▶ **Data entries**
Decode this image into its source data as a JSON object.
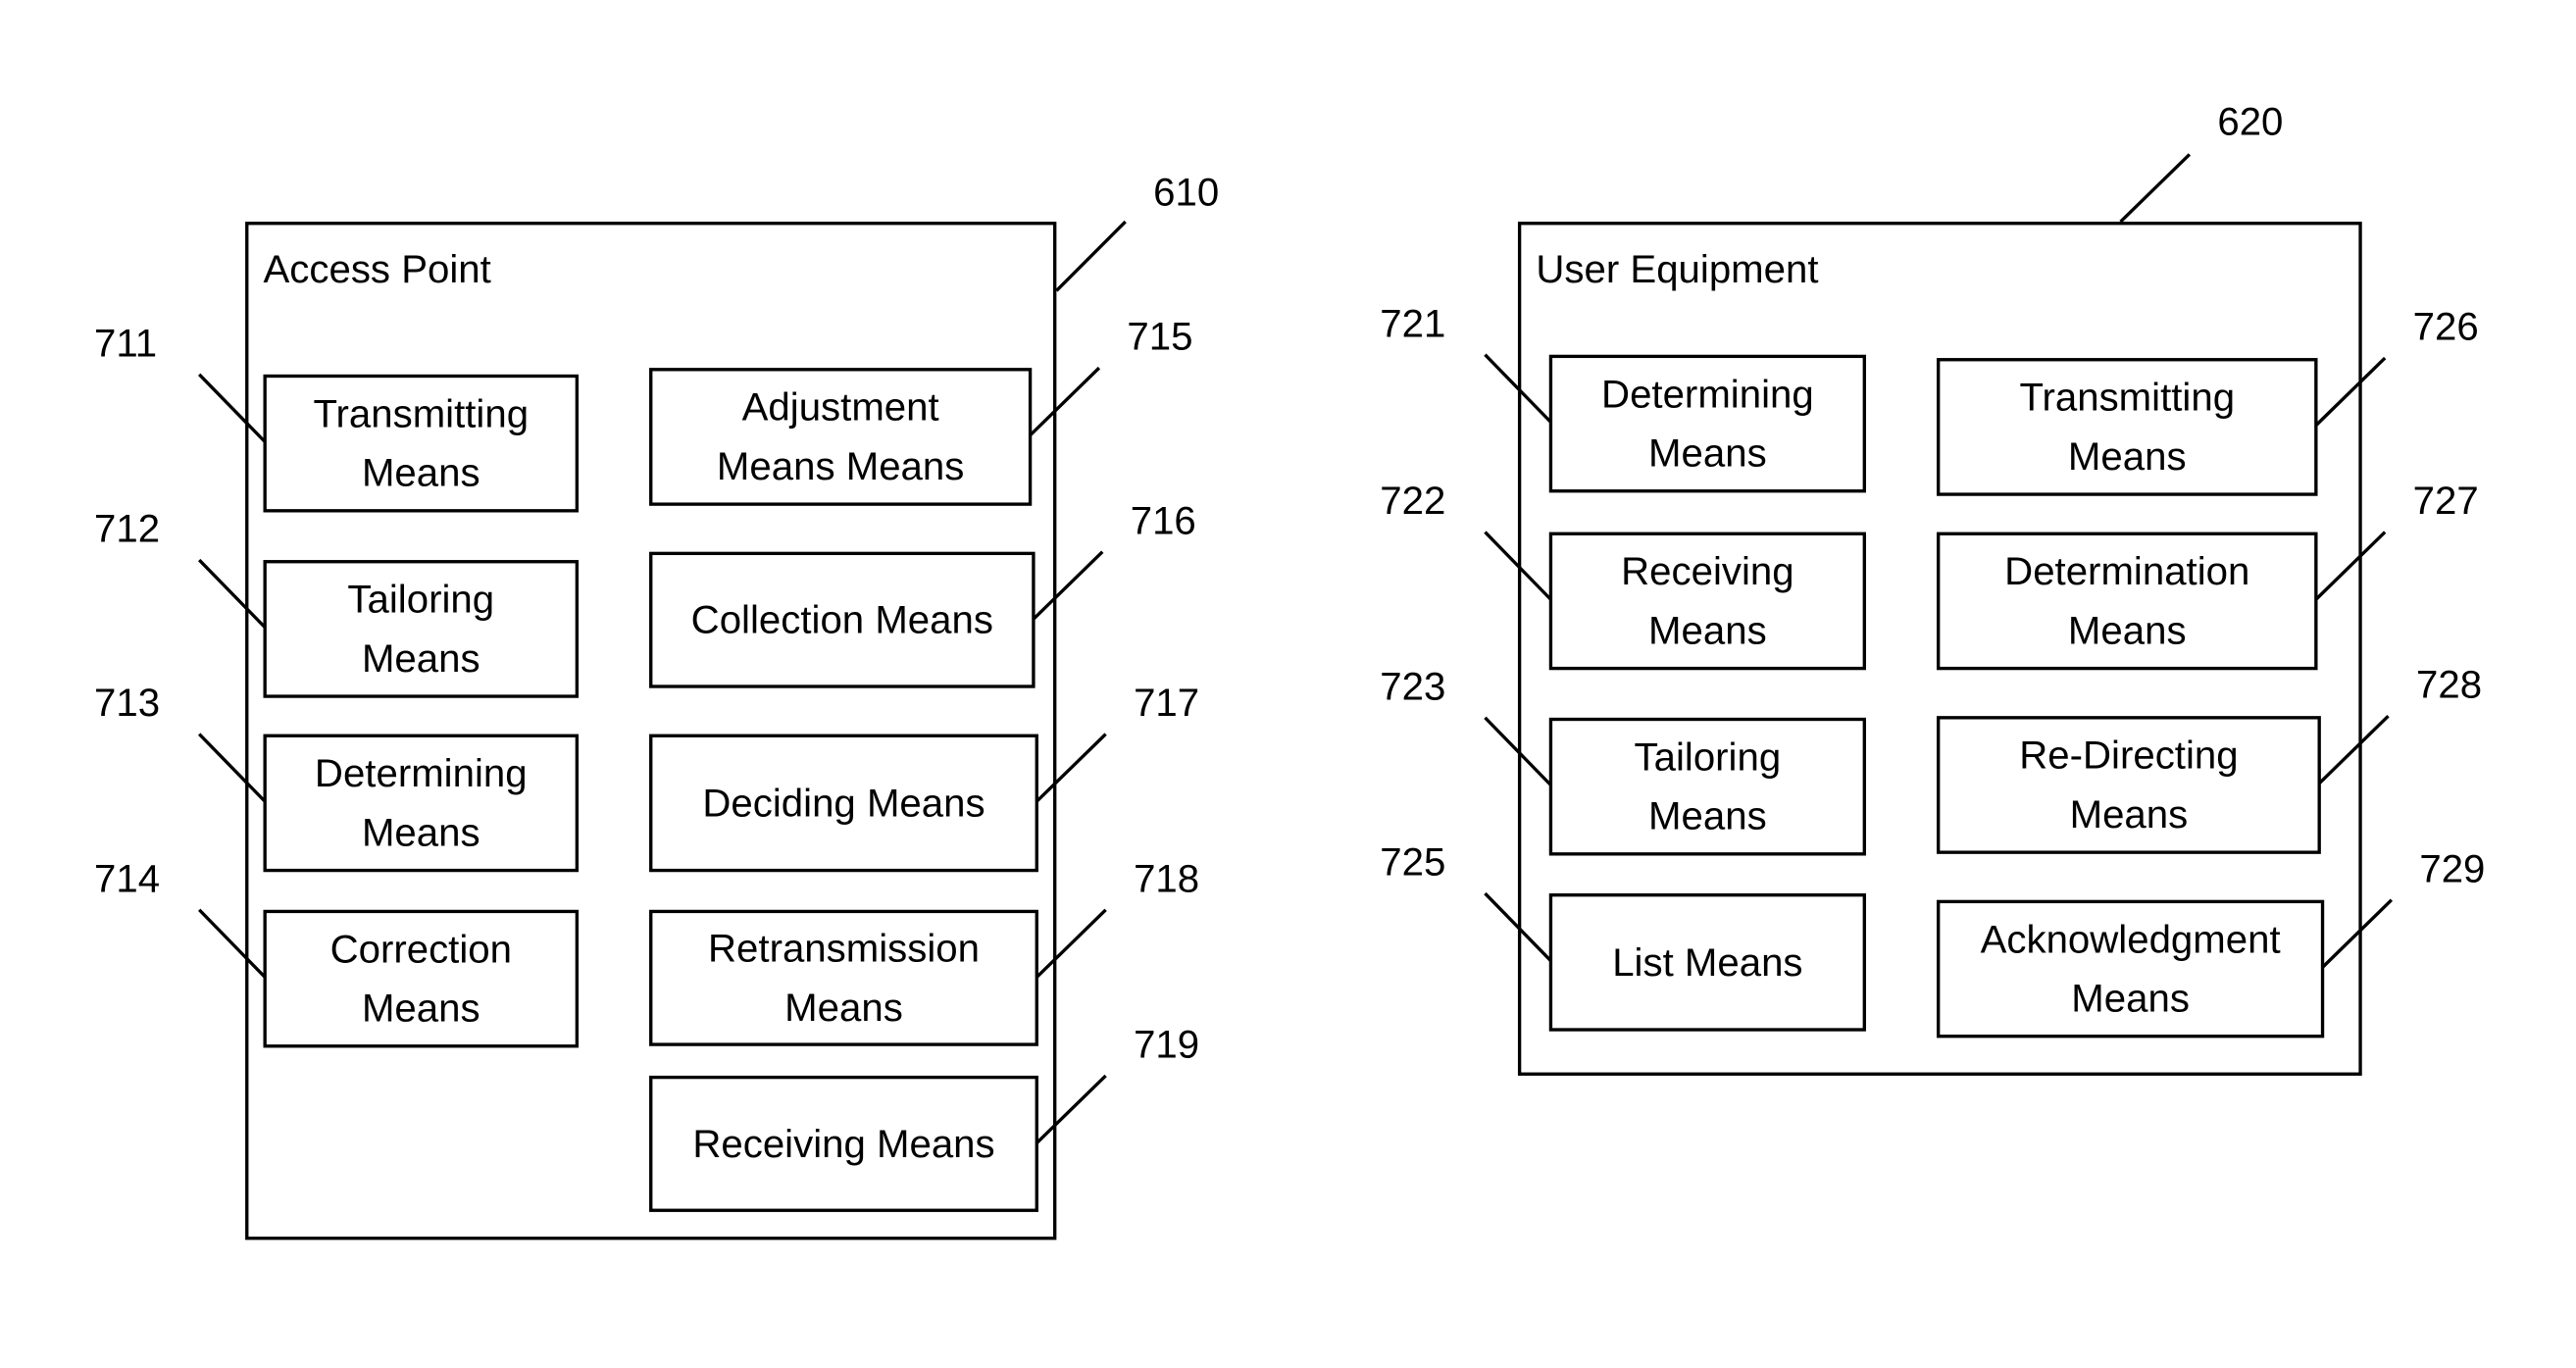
{
  "access_point": {
    "title": "Access Point",
    "ref": "610",
    "modules": [
      {
        "ref": "711",
        "lines": [
          "Transmitting",
          "Means"
        ]
      },
      {
        "ref": "712",
        "lines": [
          "Tailoring",
          "Means"
        ]
      },
      {
        "ref": "713",
        "lines": [
          "Determining",
          "Means"
        ]
      },
      {
        "ref": "714",
        "lines": [
          "Correction",
          "Means"
        ]
      },
      {
        "ref": "715",
        "lines": [
          "Adjustment",
          "Means Means"
        ]
      },
      {
        "ref": "716",
        "lines": [
          "Collection Means"
        ]
      },
      {
        "ref": "717",
        "lines": [
          "Deciding Means"
        ]
      },
      {
        "ref": "718",
        "lines": [
          "Retransmission",
          "Means"
        ]
      },
      {
        "ref": "719",
        "lines": [
          "Receiving Means"
        ]
      }
    ]
  },
  "user_equipment": {
    "title": "User Equipment",
    "ref": "620",
    "modules": [
      {
        "ref": "721",
        "lines": [
          "Determining",
          "Means"
        ]
      },
      {
        "ref": "722",
        "lines": [
          "Receiving",
          "Means"
        ]
      },
      {
        "ref": "723",
        "lines": [
          "Tailoring",
          "Means"
        ]
      },
      {
        "ref": "725",
        "lines": [
          "List Means"
        ]
      },
      {
        "ref": "726",
        "lines": [
          "Transmitting",
          "Means"
        ]
      },
      {
        "ref": "727",
        "lines": [
          "Determination",
          "Means"
        ]
      },
      {
        "ref": "728",
        "lines": [
          "Re-Directing",
          "Means"
        ]
      },
      {
        "ref": "729",
        "lines": [
          "Acknowledgment",
          "Means"
        ]
      }
    ]
  }
}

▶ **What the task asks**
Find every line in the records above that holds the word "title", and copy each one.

▶ **Answer section**
    "title": "Access Point",
    "title": "User Equipment",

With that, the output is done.